Each line that includes the word "Центр" should be copied from the records.

**DATASET RECORDS**
★ ★ ★ ★ ★ ★ ★
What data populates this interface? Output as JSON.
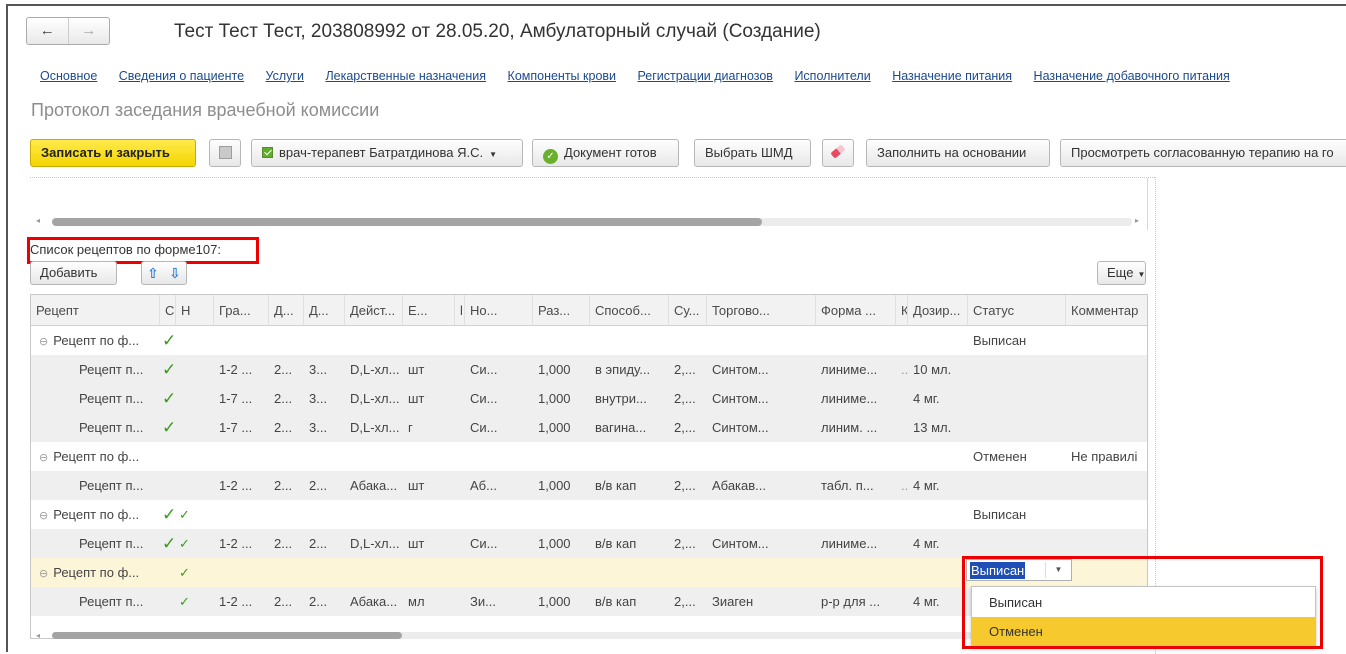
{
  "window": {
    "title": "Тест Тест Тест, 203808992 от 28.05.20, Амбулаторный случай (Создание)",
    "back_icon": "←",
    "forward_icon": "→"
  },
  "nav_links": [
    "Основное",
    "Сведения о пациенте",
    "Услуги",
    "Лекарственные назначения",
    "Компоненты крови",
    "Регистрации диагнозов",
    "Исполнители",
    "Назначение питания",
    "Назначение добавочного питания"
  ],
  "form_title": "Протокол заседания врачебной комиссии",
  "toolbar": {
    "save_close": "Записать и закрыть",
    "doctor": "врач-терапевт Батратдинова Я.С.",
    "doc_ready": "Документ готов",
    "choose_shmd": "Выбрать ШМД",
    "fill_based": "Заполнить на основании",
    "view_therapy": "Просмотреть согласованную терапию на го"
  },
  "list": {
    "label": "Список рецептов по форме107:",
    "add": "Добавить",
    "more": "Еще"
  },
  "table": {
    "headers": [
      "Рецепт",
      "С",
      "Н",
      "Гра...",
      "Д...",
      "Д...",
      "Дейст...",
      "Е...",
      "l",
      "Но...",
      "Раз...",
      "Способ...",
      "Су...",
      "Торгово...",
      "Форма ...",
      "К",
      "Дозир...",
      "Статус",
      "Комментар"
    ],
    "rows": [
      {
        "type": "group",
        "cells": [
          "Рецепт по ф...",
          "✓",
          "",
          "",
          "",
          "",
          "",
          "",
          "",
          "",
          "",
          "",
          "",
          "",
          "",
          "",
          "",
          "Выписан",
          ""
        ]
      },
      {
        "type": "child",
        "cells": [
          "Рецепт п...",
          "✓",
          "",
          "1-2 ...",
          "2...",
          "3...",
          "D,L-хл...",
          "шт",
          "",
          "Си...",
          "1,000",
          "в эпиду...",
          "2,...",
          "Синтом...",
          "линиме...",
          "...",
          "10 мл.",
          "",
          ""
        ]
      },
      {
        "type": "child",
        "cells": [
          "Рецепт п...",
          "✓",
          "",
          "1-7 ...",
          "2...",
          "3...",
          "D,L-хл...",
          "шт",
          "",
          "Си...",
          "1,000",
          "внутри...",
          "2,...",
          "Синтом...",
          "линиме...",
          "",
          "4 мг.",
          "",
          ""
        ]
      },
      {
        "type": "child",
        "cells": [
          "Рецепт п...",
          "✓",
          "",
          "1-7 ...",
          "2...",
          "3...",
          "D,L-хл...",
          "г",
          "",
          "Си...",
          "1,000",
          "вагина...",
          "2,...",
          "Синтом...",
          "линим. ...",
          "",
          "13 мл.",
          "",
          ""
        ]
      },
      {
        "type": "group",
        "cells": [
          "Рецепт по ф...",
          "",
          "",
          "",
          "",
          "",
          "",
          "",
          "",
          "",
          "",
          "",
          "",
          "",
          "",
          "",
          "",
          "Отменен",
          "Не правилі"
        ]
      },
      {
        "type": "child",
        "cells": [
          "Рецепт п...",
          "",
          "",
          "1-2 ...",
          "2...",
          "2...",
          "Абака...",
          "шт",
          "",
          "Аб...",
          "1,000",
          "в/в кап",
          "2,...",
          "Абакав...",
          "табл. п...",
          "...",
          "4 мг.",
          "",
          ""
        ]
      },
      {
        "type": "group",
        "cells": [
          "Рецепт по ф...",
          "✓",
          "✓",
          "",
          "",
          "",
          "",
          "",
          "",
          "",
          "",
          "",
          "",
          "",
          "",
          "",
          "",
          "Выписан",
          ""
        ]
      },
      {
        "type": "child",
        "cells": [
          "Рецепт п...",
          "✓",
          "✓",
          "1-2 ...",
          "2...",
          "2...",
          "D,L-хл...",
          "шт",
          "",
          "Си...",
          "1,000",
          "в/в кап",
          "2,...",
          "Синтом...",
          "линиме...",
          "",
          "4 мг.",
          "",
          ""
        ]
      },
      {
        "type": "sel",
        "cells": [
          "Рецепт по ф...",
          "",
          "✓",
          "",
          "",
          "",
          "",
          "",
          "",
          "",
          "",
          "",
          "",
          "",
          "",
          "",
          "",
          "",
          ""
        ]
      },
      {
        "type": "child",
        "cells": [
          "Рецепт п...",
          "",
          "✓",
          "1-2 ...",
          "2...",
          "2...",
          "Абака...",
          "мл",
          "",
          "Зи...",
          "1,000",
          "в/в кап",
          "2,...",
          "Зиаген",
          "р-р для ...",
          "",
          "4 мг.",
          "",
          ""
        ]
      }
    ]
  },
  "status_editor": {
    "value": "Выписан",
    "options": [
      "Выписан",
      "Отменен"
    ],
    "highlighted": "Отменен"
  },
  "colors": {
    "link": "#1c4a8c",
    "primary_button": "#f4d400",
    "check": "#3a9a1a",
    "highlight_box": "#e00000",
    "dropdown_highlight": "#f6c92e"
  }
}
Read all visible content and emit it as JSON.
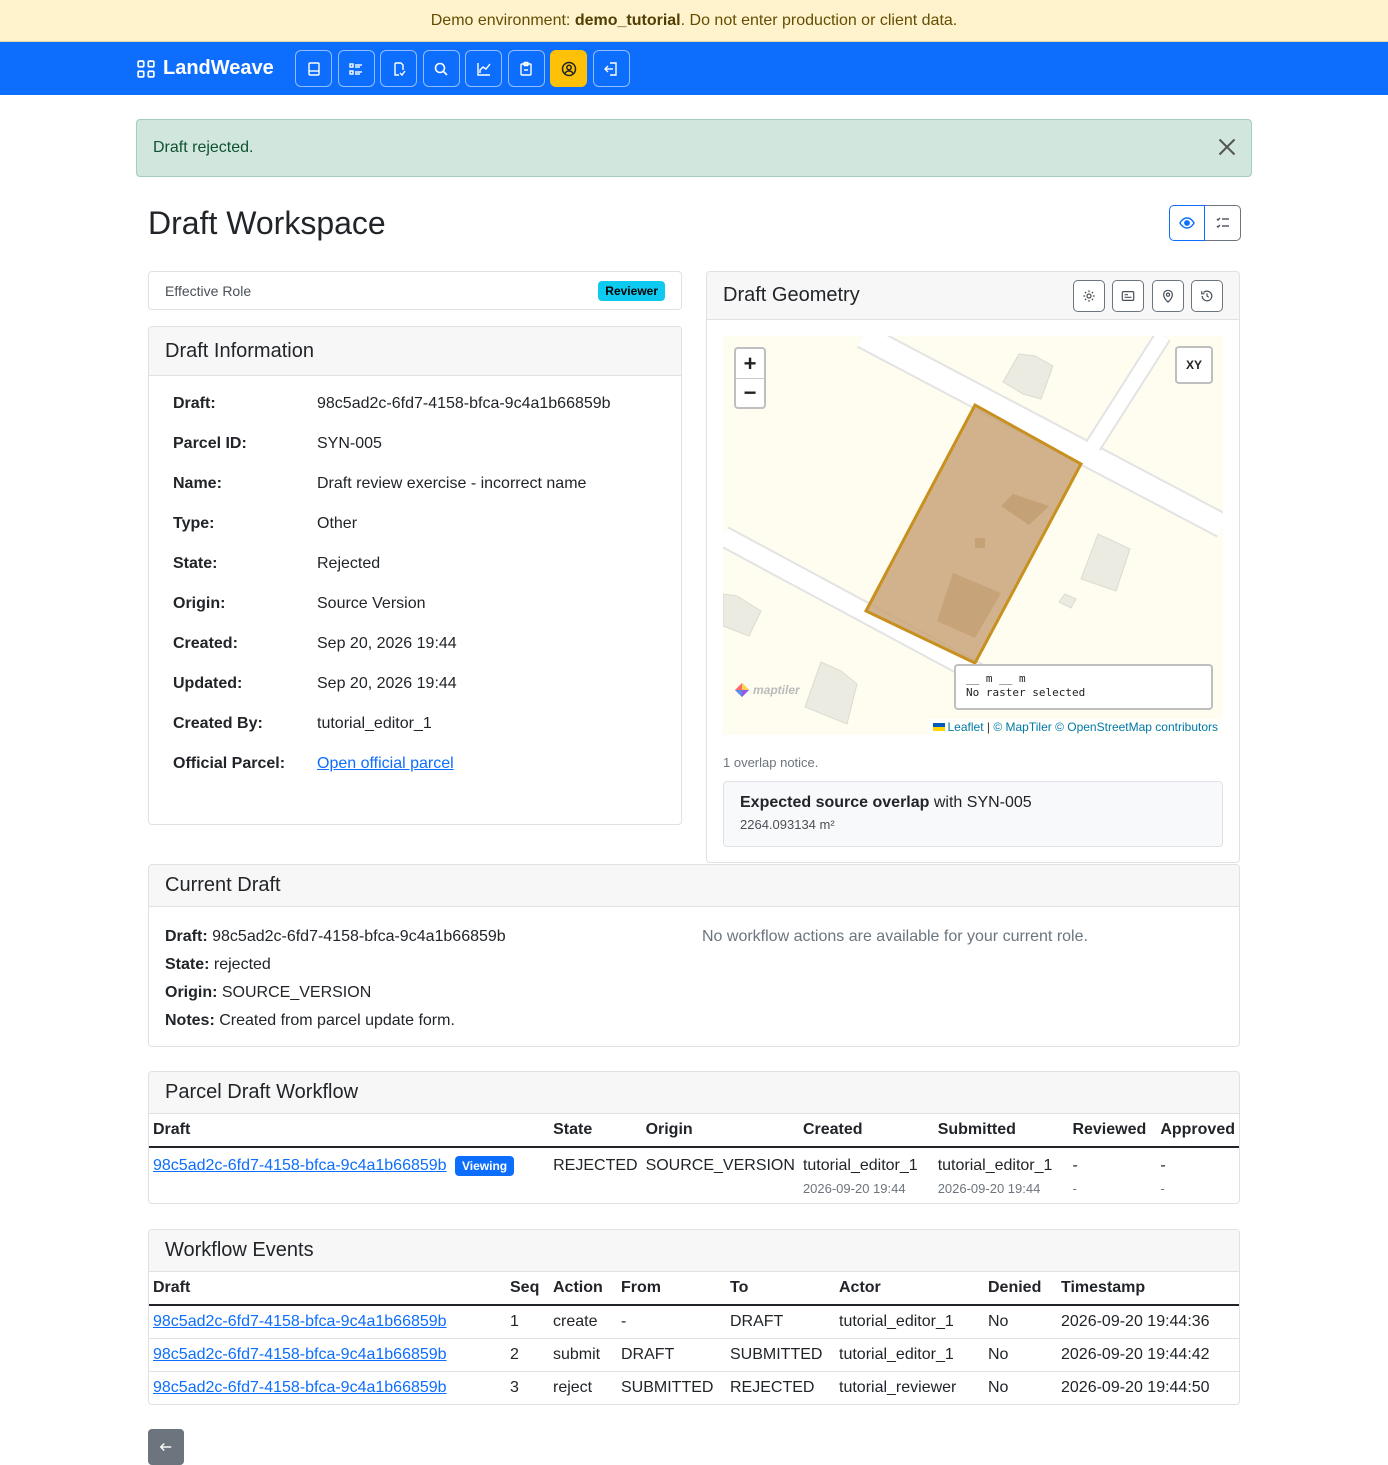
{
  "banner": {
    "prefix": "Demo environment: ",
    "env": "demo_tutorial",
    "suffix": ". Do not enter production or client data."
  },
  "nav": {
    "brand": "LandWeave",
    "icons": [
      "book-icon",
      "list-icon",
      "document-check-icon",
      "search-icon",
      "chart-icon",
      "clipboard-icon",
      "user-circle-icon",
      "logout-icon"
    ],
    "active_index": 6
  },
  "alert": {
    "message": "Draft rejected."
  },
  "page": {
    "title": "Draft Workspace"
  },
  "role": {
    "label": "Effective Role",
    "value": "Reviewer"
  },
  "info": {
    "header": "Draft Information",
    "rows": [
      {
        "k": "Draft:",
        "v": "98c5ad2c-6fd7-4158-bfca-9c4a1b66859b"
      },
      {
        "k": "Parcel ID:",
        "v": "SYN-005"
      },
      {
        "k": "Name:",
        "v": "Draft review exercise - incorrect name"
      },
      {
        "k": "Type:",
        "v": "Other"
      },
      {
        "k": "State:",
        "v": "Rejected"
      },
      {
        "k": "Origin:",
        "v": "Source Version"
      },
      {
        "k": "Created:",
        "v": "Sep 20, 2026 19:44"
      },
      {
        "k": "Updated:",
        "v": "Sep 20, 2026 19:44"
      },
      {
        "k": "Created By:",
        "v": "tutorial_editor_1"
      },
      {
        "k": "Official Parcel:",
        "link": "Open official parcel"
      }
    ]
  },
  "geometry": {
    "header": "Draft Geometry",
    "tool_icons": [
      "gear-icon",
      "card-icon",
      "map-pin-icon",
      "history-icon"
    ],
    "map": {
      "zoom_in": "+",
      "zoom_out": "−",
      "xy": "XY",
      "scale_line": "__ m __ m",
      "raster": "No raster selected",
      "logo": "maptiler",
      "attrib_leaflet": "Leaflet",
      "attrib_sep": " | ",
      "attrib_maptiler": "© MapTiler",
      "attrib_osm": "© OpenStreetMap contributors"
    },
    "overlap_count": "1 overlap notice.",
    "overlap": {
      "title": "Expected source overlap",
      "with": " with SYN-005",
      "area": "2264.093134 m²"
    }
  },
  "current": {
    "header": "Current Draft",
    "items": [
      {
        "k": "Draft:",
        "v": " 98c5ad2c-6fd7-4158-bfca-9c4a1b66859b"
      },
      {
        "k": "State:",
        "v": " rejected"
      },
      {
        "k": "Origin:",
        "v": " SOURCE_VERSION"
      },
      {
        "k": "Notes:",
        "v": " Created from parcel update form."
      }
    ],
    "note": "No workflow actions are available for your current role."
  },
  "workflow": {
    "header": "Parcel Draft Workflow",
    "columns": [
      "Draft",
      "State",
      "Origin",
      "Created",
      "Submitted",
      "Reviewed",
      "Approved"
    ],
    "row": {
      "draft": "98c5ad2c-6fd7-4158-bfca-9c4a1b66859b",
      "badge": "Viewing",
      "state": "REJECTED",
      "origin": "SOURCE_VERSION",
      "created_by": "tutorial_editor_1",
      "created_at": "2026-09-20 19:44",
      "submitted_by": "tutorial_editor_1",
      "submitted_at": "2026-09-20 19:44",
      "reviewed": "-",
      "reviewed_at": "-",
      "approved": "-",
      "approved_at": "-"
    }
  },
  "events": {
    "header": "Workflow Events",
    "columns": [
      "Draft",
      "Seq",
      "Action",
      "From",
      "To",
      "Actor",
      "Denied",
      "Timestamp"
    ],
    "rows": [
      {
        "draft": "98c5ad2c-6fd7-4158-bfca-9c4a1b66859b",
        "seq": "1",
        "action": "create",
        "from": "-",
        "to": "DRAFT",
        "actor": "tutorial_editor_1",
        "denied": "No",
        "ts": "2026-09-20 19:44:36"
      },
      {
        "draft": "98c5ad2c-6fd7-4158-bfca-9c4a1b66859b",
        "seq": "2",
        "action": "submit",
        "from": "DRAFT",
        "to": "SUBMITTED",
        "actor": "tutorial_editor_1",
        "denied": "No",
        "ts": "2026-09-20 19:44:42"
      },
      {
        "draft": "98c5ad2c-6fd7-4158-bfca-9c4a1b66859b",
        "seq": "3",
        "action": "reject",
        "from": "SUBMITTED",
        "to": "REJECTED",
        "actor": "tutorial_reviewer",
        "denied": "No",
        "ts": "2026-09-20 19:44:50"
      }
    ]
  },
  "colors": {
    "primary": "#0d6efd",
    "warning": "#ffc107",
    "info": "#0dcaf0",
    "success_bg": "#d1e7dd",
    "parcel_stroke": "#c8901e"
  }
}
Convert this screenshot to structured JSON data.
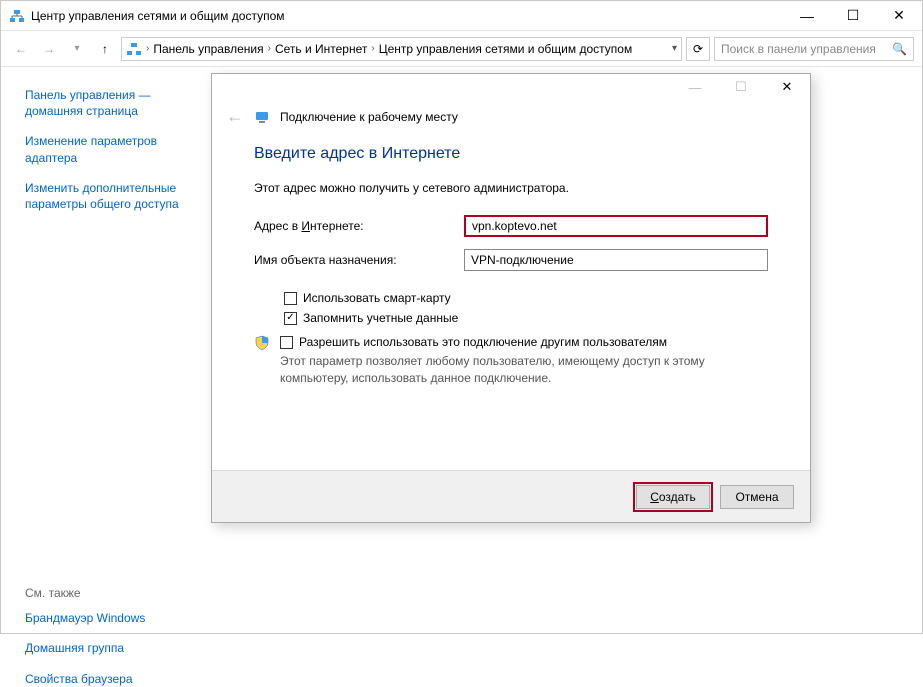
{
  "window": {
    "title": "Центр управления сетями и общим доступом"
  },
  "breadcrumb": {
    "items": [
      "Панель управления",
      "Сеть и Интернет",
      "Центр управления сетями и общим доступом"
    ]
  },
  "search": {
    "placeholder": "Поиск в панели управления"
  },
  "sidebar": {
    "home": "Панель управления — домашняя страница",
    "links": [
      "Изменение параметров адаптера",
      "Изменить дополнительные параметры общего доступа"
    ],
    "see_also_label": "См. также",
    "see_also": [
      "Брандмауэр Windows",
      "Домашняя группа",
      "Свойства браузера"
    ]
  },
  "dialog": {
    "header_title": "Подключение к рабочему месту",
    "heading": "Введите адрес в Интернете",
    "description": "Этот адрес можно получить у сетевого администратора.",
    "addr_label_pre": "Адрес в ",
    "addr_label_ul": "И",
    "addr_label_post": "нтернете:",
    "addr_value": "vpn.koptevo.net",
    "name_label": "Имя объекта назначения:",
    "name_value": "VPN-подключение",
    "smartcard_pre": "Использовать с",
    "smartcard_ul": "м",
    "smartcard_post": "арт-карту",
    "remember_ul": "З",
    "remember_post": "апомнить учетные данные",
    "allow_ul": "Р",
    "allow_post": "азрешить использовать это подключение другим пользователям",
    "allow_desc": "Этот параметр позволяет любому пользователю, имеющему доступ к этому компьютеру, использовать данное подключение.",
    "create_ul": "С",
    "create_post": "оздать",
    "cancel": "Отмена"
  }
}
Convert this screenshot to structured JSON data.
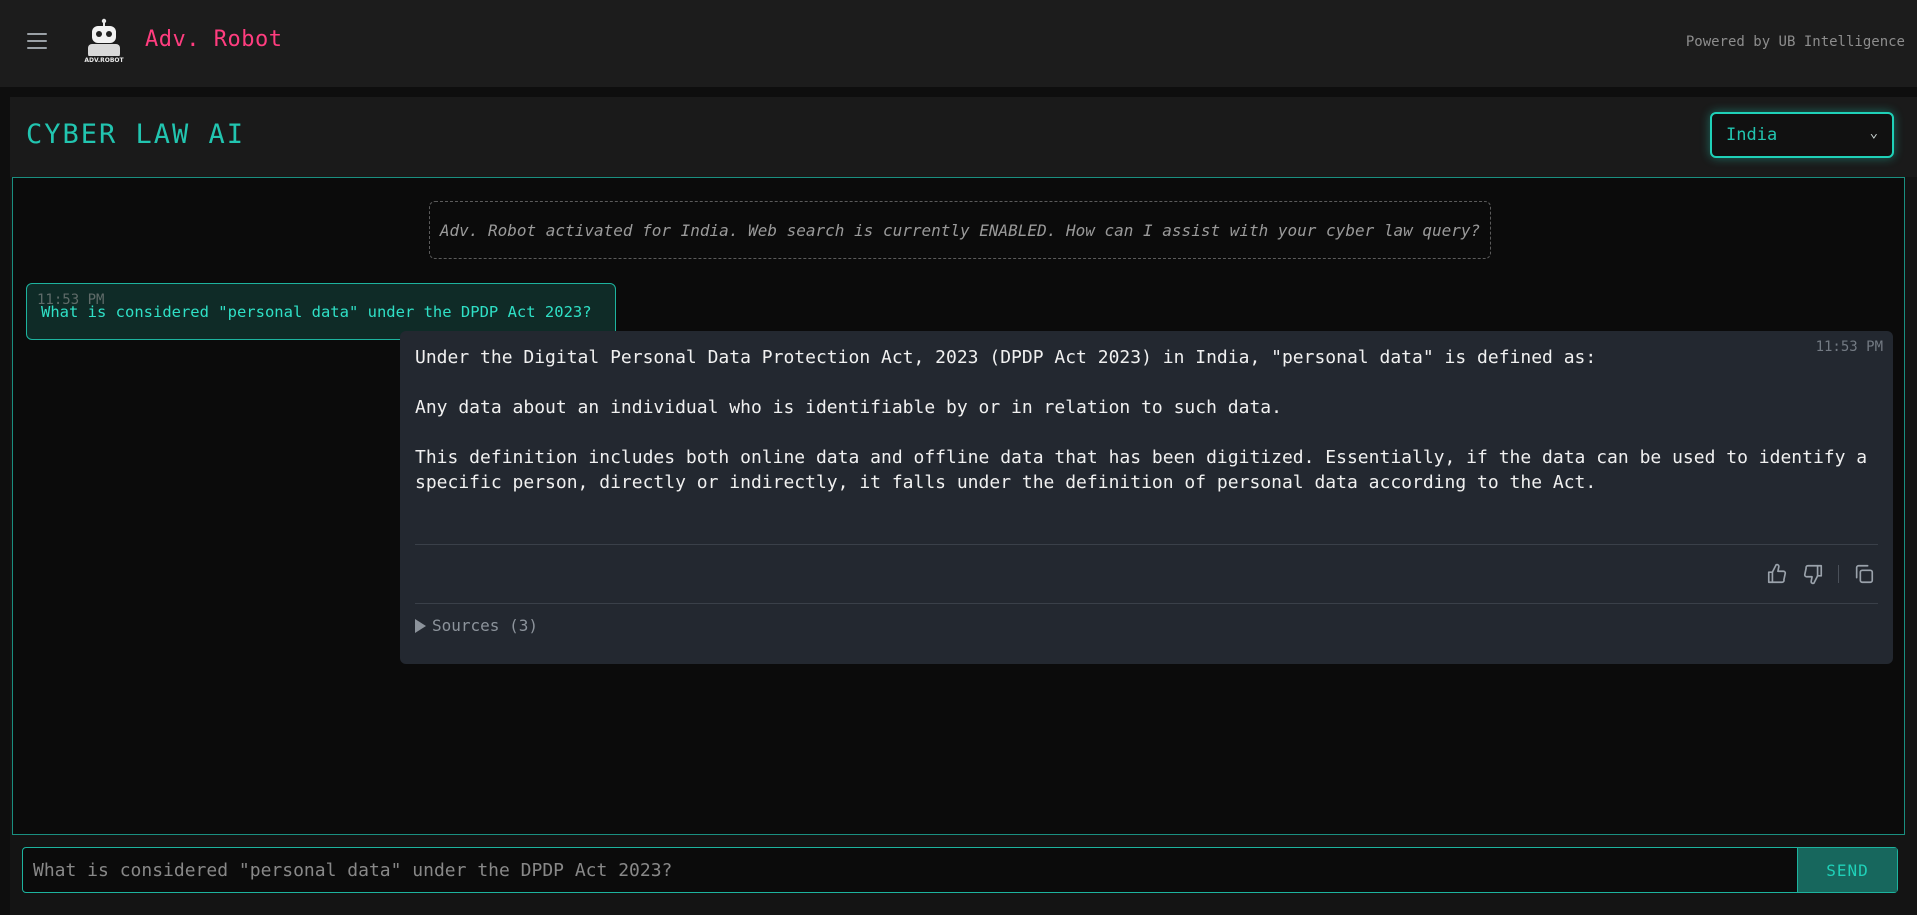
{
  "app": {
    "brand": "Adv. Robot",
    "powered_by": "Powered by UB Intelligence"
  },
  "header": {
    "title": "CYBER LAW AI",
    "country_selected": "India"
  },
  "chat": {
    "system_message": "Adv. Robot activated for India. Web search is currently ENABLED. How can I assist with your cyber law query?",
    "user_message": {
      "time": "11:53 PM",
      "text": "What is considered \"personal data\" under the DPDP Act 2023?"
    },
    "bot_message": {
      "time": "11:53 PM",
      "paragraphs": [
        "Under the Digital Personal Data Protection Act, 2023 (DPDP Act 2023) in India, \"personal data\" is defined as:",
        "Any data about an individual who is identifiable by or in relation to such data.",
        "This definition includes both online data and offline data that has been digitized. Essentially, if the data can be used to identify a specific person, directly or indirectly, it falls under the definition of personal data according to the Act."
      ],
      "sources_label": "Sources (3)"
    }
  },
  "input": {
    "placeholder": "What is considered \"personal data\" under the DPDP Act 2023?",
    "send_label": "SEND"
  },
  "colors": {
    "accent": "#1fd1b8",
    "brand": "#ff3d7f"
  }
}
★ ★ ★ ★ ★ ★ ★
**EXERCISE RESPONSE**
    "title": "Центр управления сетями и общим доступом"
      "Центр управления сетями и общим доступом"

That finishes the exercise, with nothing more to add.